In recent years, research scientists and engineers are crazy about building nanoscale constructions by stacking layers and layers of graphene (or other atomic thin 2D materials) on top of each other, one by one, like playing with the LEGO building blocks. By twisting these atomic LEGO blocks with the formation of moiré pattern – a phenomenon that is commonly seen in our daily life – physicists was able to modulate the lattice structure and hence the electronic properties, transforming graphene from a zero-gap semiconductor to a superconductor, an insulator, or turning it into a ferromagnetism. This concept looks simple and, of course, very beautiful. However, due to the need to stack 2D materials that are as thin as a single atomic layer at a specific and precise angle, it is actually very challenging and pose difficulties for future industrial applications from the technological perspective. Dr. Sheng-Chin Ho, the first author of this work, and Prof.
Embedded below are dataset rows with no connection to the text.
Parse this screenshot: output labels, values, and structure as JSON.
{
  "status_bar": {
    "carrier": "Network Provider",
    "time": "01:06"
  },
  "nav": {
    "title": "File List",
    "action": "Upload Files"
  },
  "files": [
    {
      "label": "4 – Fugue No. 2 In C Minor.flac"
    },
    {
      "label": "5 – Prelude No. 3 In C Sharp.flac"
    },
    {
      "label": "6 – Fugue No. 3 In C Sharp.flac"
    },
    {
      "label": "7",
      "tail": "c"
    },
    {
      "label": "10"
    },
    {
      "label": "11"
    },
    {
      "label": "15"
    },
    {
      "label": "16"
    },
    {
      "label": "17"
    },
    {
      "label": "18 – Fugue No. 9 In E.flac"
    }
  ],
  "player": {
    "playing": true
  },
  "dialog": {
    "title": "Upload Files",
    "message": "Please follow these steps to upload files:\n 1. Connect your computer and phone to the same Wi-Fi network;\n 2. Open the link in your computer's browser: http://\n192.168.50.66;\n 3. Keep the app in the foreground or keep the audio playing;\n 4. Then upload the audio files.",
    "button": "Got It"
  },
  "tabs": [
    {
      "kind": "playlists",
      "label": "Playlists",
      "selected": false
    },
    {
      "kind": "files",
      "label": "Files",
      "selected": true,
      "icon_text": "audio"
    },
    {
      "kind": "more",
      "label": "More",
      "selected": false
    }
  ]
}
Tse-Ming Chen tried to ‘Think Different’: can we artificially and easily create a superlattice or structure in which the lattice has been distorted and/or misorientated to achieve a similar goal, or even something better?

Driven by this motivation, they came up with an idea and a device design, to artificially create the superlattice in bilayer graphene via nanofabrication. The research team develops new techniques to etch the surface of hexagonal boron nitride (hBN) substrates, then enabling the graphene placed upon it to conform to the surface topography and be lattice deformed accordingly. With these techniques, the substrate topography can be arbitrarily defined via nanolithography with the potential to approach 2.5D and 3D patterning, thereby opening up more possibilities.

In addition to the experimental realizations, Prof. Ching-Hao Chang, who is also the first author of this paper and a receipt of the Yushan Young Scholar Award, has developed the theory and performed the calculations with assistance from his colleagues to lay down the foundation for this research work. The theory completes the last piece of the puzzle, demonstrating the existence of two novel Hall effects at zero magnetic fields (i.e., without breaking time-reversal symmetry). For nearly 140 years since the discovery of the classical Hall effect, the magnetic field is generally considered to be a necessary condition for the Hall effect, or more precisely, a nonzero Hall conductivity. And these two Hall effects challenge this general belief. In addition to opening a new avenue for fundamental research into quantum geometrical and topological phenomena, their approach to band engineering will also be of great help to the future applications in 2D materials and quantum electronics.